====== Available data
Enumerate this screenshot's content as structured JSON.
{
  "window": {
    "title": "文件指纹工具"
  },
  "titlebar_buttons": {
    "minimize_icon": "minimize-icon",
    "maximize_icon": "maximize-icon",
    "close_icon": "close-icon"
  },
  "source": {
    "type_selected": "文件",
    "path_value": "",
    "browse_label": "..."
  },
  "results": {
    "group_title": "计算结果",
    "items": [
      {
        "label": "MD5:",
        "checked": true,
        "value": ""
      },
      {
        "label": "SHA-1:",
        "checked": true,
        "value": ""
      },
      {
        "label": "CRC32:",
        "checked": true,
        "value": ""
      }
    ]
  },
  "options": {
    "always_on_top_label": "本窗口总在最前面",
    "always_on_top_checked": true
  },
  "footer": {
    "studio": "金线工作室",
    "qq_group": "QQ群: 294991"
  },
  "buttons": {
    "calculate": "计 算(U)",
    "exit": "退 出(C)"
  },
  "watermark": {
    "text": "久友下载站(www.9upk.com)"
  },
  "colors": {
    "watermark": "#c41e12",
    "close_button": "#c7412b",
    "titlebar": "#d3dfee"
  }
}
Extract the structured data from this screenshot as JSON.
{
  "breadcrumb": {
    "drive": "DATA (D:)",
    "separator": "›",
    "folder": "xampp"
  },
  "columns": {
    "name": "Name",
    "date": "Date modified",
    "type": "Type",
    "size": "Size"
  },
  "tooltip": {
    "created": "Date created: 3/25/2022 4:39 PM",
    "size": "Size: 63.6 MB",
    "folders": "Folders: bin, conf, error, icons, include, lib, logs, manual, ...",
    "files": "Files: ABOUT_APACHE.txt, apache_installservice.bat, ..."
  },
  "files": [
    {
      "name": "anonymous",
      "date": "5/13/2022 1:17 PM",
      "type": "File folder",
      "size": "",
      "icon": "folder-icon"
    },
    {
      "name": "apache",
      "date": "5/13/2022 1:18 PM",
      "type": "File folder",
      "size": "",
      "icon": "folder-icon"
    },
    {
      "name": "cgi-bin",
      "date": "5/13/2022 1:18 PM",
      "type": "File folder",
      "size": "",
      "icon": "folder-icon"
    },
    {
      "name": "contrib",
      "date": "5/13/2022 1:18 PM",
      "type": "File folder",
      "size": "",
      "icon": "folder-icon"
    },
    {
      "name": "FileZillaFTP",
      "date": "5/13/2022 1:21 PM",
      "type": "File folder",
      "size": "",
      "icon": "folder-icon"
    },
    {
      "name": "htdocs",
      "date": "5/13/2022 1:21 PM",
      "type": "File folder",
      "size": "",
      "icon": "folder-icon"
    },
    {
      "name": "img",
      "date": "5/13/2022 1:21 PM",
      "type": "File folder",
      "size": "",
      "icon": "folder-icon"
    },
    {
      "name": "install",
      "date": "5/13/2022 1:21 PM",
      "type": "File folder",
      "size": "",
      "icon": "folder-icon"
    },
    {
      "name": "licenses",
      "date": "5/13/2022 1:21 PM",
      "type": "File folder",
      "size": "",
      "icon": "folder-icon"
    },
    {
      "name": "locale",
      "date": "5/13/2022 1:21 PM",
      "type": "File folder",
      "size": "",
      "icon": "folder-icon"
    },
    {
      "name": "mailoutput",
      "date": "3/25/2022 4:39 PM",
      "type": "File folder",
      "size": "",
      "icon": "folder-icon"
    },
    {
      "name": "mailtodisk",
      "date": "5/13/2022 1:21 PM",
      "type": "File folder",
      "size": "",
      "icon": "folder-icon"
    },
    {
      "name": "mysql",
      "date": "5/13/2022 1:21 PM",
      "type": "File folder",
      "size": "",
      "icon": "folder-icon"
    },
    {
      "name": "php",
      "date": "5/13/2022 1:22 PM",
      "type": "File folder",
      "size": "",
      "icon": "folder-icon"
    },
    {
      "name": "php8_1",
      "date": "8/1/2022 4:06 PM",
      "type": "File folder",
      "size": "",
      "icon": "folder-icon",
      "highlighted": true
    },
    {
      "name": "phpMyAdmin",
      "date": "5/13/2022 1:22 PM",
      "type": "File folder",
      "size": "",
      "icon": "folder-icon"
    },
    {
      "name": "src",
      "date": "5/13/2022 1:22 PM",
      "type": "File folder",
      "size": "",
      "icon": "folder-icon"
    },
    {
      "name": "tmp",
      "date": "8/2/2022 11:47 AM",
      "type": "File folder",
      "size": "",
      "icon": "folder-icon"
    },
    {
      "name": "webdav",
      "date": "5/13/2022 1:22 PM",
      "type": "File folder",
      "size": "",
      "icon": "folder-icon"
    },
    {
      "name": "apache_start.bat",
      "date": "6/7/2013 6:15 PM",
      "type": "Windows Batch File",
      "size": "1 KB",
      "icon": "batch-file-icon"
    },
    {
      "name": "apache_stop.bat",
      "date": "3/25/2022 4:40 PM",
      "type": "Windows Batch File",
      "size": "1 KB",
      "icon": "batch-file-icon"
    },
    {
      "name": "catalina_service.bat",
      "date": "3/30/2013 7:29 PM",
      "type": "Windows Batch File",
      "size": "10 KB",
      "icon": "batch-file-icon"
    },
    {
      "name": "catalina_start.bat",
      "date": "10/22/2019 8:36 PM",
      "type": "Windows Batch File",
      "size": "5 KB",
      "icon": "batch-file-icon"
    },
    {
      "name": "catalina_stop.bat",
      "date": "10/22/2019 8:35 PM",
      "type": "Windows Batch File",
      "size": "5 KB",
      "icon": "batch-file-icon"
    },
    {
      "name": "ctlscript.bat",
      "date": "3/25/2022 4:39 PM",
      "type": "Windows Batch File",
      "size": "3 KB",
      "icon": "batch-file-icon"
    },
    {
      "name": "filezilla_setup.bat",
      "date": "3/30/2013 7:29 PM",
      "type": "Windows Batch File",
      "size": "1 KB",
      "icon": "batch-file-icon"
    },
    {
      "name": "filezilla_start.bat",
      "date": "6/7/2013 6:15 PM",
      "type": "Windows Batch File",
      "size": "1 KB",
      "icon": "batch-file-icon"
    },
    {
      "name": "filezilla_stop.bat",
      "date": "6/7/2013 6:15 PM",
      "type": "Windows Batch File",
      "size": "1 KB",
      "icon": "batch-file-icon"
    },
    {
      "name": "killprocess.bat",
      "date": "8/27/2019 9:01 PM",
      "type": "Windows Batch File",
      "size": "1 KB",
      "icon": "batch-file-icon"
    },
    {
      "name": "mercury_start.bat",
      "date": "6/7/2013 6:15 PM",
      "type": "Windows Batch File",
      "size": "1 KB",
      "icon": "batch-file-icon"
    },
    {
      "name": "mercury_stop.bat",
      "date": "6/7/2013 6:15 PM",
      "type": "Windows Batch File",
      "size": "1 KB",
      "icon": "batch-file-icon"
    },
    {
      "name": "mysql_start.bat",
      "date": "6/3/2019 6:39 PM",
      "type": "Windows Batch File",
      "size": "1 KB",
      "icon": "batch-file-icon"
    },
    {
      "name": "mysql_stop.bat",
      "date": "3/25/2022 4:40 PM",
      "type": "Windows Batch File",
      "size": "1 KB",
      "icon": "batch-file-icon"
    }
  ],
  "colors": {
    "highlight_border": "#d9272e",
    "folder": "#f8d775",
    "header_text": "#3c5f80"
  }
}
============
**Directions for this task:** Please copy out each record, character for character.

**Written solution:**
Enumerate this screenshot's content as structured JSON.
{
  "window": {
    "title": "文件指纹工具"
  },
  "titlebar_buttons": {
    "minimize_icon": "minimize-icon",
    "maximize_icon": "maximize-icon",
    "close_icon": "close-icon"
  },
  "source": {
    "type_selected": "文件",
    "path_value": "",
    "browse_label": "..."
  },
  "results": {
    "group_title": "计算结果",
    "items": [
      {
        "label": "MD5:",
        "checked": true,
        "value": ""
      },
      {
        "label": "SHA-1:",
        "checked": true,
        "value": ""
      },
      {
        "label": "CRC32:",
        "checked": true,
        "value": ""
      }
    ]
  },
  "options": {
    "always_on_top_label": "本窗口总在最前面",
    "always_on_top_checked": true
  },
  "footer": {
    "studio": "金线工作室",
    "qq_group": "QQ群: 294991"
  },
  "buttons": {
    "calculate": "计 算(U)",
    "exit": "退 出(C)"
  },
  "watermark": {
    "text": "久友下载站(www.9upk.com)"
  },
  "colors": {
    "watermark": "#c41e12",
    "close_button": "#c7412b",
    "titlebar": "#d3dfee"
  }
}
Extract the structured data from this screenshot as JSON.
{
  "breadcrumb": {
    "drive": "DATA (D:)",
    "separator": "›",
    "folder": "xampp"
  },
  "columns": {
    "name": "Name",
    "date": "Date modified",
    "type": "Type",
    "size": "Size"
  },
  "tooltip": {
    "created": "Date created: 3/25/2022 4:39 PM",
    "size": "Size: 63.6 MB",
    "folders": "Folders: bin, conf, error, icons, include, lib, logs, manual, ...",
    "files": "Files: ABOUT_APACHE.txt, apache_installservice.bat, ..."
  },
  "files": [
    {
      "name": "anonymous",
      "date": "5/13/2022 1:17 PM",
      "type": "File folder",
      "size": "",
      "icon": "folder-icon"
    },
    {
      "name": "apache",
      "date": "5/13/2022 1:18 PM",
      "type": "File folder",
      "size": "",
      "icon": "folder-icon"
    },
    {
      "name": "cgi-bin",
      "date": "5/13/2022 1:18 PM",
      "type": "File folder",
      "size": "",
      "icon": "folder-icon"
    },
    {
      "name": "contrib",
      "date": "5/13/2022 1:18 PM",
      "type": "File folder",
      "size": "",
      "icon": "folder-icon"
    },
    {
      "name": "FileZillaFTP",
      "date": "5/13/2022 1:21 PM",
      "type": "File folder",
      "size": "",
      "icon": "folder-icon"
    },
    {
      "name": "htdocs",
      "date": "5/13/2022 1:21 PM",
      "type": "File folder",
      "size": "",
      "icon": "folder-icon"
    },
    {
      "name": "img",
      "date": "5/13/2022 1:21 PM",
      "type": "File folder",
      "size": "",
      "icon": "folder-icon"
    },
    {
      "name": "install",
      "date": "5/13/2022 1:21 PM",
      "type": "File folder",
      "size": "",
      "icon": "folder-icon"
    },
    {
      "name": "licenses",
      "date": "5/13/2022 1:21 PM",
      "type": "File folder",
      "size": "",
      "icon": "folder-icon"
    },
    {
      "name": "locale",
      "date": "5/13/2022 1:21 PM",
      "type": "File folder",
      "size": "",
      "icon": "folder-icon"
    },
    {
      "name": "mailoutput",
      "date": "3/25/2022 4:39 PM",
      "type": "File folder",
      "size": "",
      "icon": "folder-icon"
    },
    {
      "name": "mailtodisk",
      "date": "5/13/2022 1:21 PM",
      "type": "File folder",
      "size": "",
      "icon": "folder-icon"
    },
    {
      "name": "mysql",
      "date": "5/13/2022 1:21 PM",
      "type": "File folder",
      "size": "",
      "icon": "folder-icon"
    },
    {
      "name": "php",
      "date": "5/13/2022 1:22 PM",
      "type": "File folder",
      "size": "",
      "icon": "folder-icon"
    },
    {
      "name": "php8_1",
      "date": "8/1/2022 4:06 PM",
      "type": "File folder",
      "size": "",
      "icon": "folder-icon",
      "highlighted": true
    },
    {
      "name": "phpMyAdmin",
      "date": "5/13/2022 1:22 PM",
      "type": "File folder",
      "size": "",
      "icon": "folder-icon"
    },
    {
      "name": "src",
      "date": "5/13/2022 1:22 PM",
      "type": "File folder",
      "size": "",
      "icon": "folder-icon"
    },
    {
      "name": "tmp",
      "date": "8/2/2022 11:47 AM",
      "type": "File folder",
      "size": "",
      "icon": "folder-icon"
    },
    {
      "name": "webdav",
      "date": "5/13/2022 1:22 PM",
      "type": "File folder",
      "size": "",
      "icon": "folder-icon"
    },
    {
      "name": "apache_start.bat",
      "date": "6/7/2013 6:15 PM",
      "type": "Windows Batch File",
      "size": "1 KB",
      "icon": "batch-file-icon"
    },
    {
      "name": "apache_stop.bat",
      "date": "3/25/2022 4:40 PM",
      "type": "Windows Batch File",
      "size": "1 KB",
      "icon": "batch-file-icon"
    },
    {
      "name": "catalina_service.bat",
      "date": "3/30/2013 7:29 PM",
      "type": "Windows Batch File",
      "size": "10 KB",
      "icon": "batch-file-icon"
    },
    {
      "name": "catalina_start.bat",
      "date": "10/22/2019 8:36 PM",
      "type": "Windows Batch File",
      "size": "5 KB",
      "icon": "batch-file-icon"
    },
    {
      "name": "catalina_stop.bat",
      "date": "10/22/2019 8:35 PM",
      "type": "Windows Batch File",
      "size": "5 KB",
      "icon": "batch-file-icon"
    },
    {
      "name": "ctlscript.bat",
      "date": "3/25/2022 4:39 PM",
      "type": "Windows Batch File",
      "size": "3 KB",
      "icon": "batch-file-icon"
    },
    {
      "name": "filezilla_setup.bat",
      "date": "3/30/2013 7:29 PM",
      "type": "Windows Batch File",
      "size": "1 KB",
      "icon": "batch-file-icon"
    },
    {
      "name": "filezilla_start.bat",
      "date": "6/7/2013 6:15 PM",
      "type": "Windows Batch File",
      "size": "1 KB",
      "icon": "batch-file-icon"
    },
    {
      "name": "filezilla_stop.bat",
      "date": "6/7/2013 6:15 PM",
      "type": "Windows Batch File",
      "size": "1 KB",
      "icon": "batch-file-icon"
    },
    {
      "name": "killprocess.bat",
      "date": "8/27/2019 9:01 PM",
      "type": "Windows Batch File",
      "size": "1 KB",
      "icon": "batch-file-icon"
    },
    {
      "name": "mercury_start.bat",
      "date": "6/7/2013 6:15 PM",
      "type": "Windows Batch File",
      "size": "1 KB",
      "icon": "batch-file-icon"
    },
    {
      "name": "mercury_stop.bat",
      "date": "6/7/2013 6:15 PM",
      "type": "Windows Batch File",
      "size": "1 KB",
      "icon": "batch-file-icon"
    },
    {
      "name": "mysql_start.bat",
      "date": "6/3/2019 6:39 PM",
      "type": "Windows Batch File",
      "size": "1 KB",
      "icon": "batch-file-icon"
    },
    {
      "name": "mysql_stop.bat",
      "date": "3/25/2022 4:40 PM",
      "type": "Windows Batch File",
      "size": "1 KB",
      "icon": "batch-file-icon"
    }
  ],
  "colors": {
    "highlight_border": "#d9272e",
    "folder": "#f8d775",
    "header_text": "#3c5f80"
  }
}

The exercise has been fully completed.